- [Your goal]: The whole listing below must be printed again exactly, images excluded.
________________
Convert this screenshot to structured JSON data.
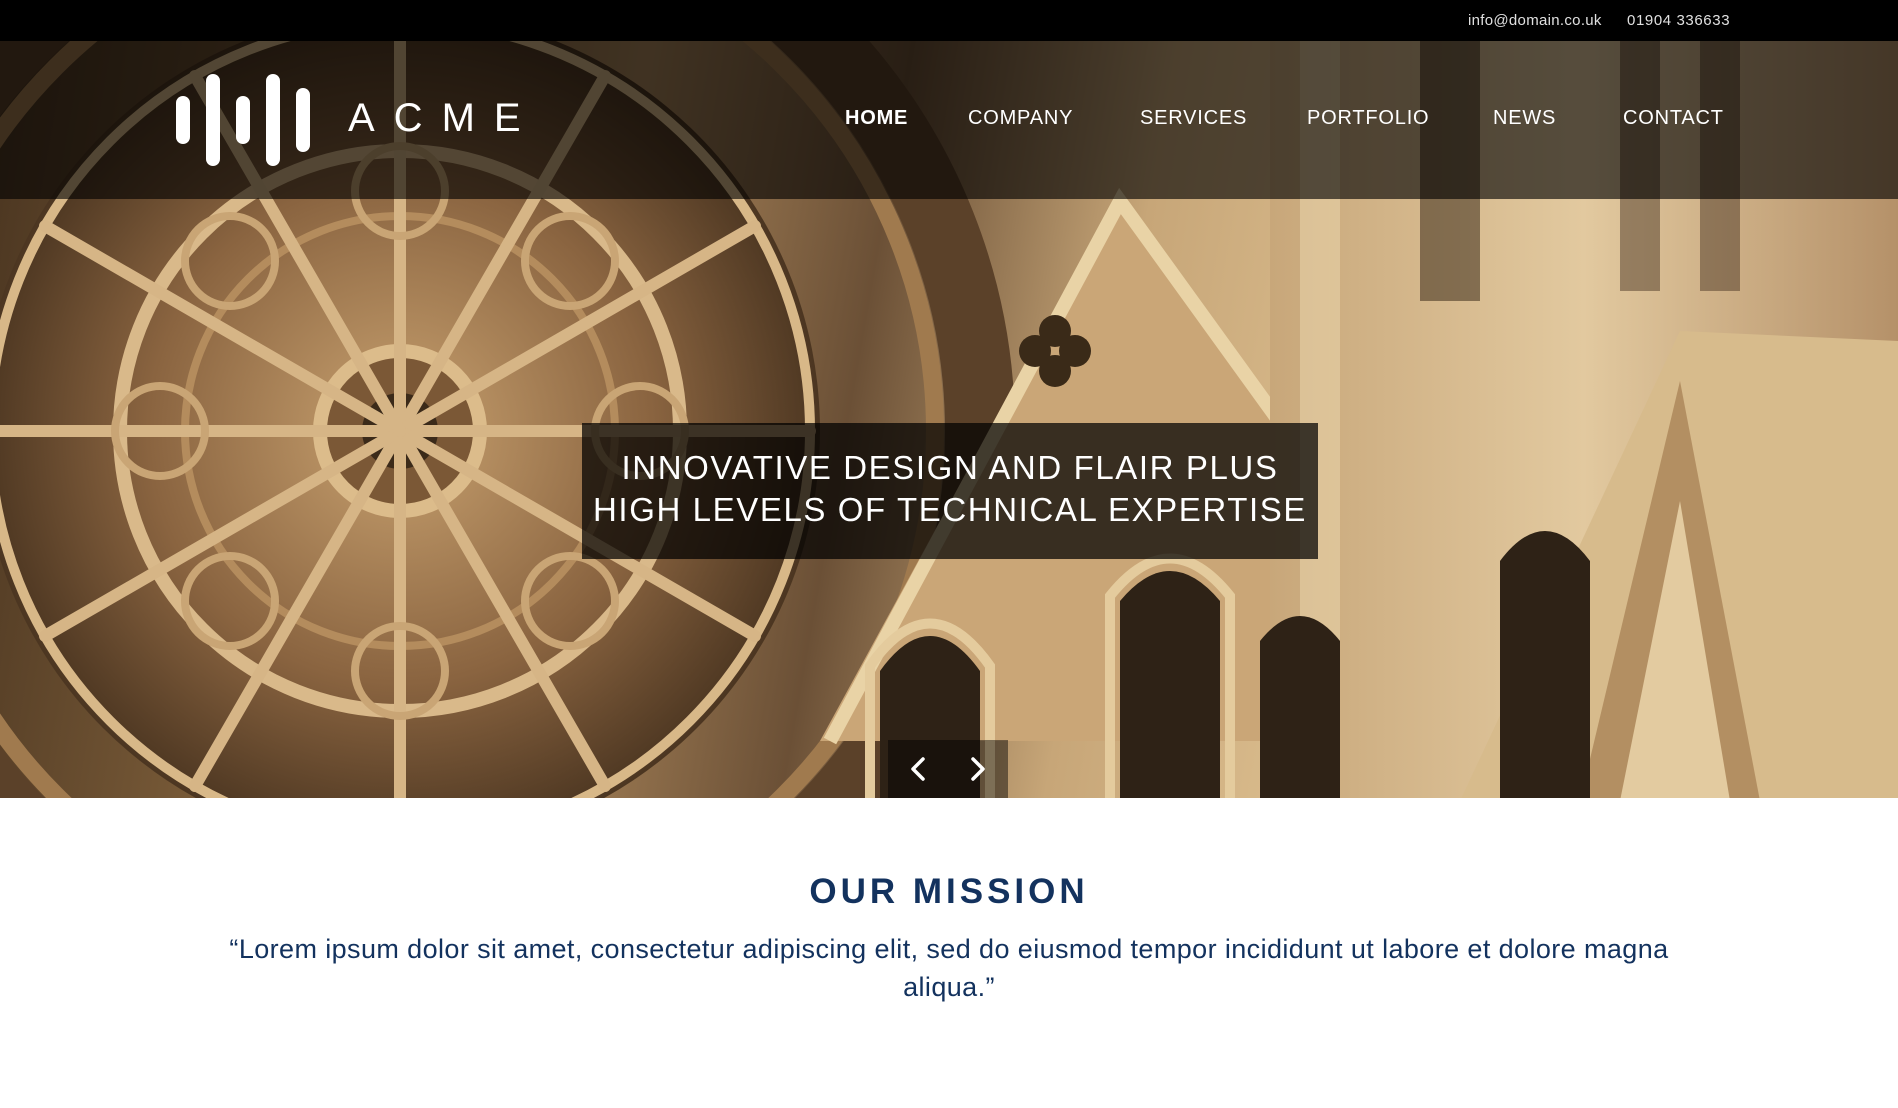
{
  "topbar": {
    "email": "info@domain.co.uk",
    "phone": "01904 336633"
  },
  "brand": {
    "name": "ACME",
    "logo_icon": "bars-logo-icon",
    "color": "#ffffff"
  },
  "nav": {
    "items": [
      {
        "label": "HOME",
        "active": true
      },
      {
        "label": "COMPANY",
        "active": false
      },
      {
        "label": "SERVICES",
        "active": false
      },
      {
        "label": "PORTFOLIO",
        "active": false
      },
      {
        "label": "NEWS",
        "active": false
      },
      {
        "label": "CONTACT",
        "active": false
      }
    ]
  },
  "hero": {
    "headline_line1": "INNOVATIVE DESIGN AND FLAIR PLUS",
    "headline_line2": "HIGH LEVELS OF TECHNICAL EXPERTISE",
    "prev_icon": "chevron-left-icon",
    "next_icon": "chevron-right-icon"
  },
  "mission": {
    "title": "OUR MISSION",
    "text": "“Lorem ipsum dolor sit amet, consectetur adipiscing elit, sed do eiusmod tempor incididunt ut labore et dolore magna aliqua.”"
  },
  "colors": {
    "topbar": "#000000",
    "accent_navy": "#13325e",
    "stone": "#c7a678"
  }
}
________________
- [Reply]:
Convert this screenshot to structured JSON data.
{
  "topbar": {
    "email": "info@domain.co.uk",
    "phone": "01904 336633"
  },
  "brand": {
    "name": "ACME",
    "logo_icon": "bars-logo-icon",
    "color": "#ffffff"
  },
  "nav": {
    "items": [
      {
        "label": "HOME",
        "active": true
      },
      {
        "label": "COMPANY",
        "active": false
      },
      {
        "label": "SERVICES",
        "active": false
      },
      {
        "label": "PORTFOLIO",
        "active": false
      },
      {
        "label": "NEWS",
        "active": false
      },
      {
        "label": "CONTACT",
        "active": false
      }
    ]
  },
  "hero": {
    "headline_line1": "INNOVATIVE DESIGN AND FLAIR PLUS",
    "headline_line2": "HIGH LEVELS OF TECHNICAL EXPERTISE",
    "prev_icon": "chevron-left-icon",
    "next_icon": "chevron-right-icon"
  },
  "mission": {
    "title": "OUR MISSION",
    "text": "“Lorem ipsum dolor sit amet, consectetur adipiscing elit, sed do eiusmod tempor incididunt ut labore et dolore magna aliqua.”"
  },
  "colors": {
    "topbar": "#000000",
    "accent_navy": "#13325e",
    "stone": "#c7a678"
  }
}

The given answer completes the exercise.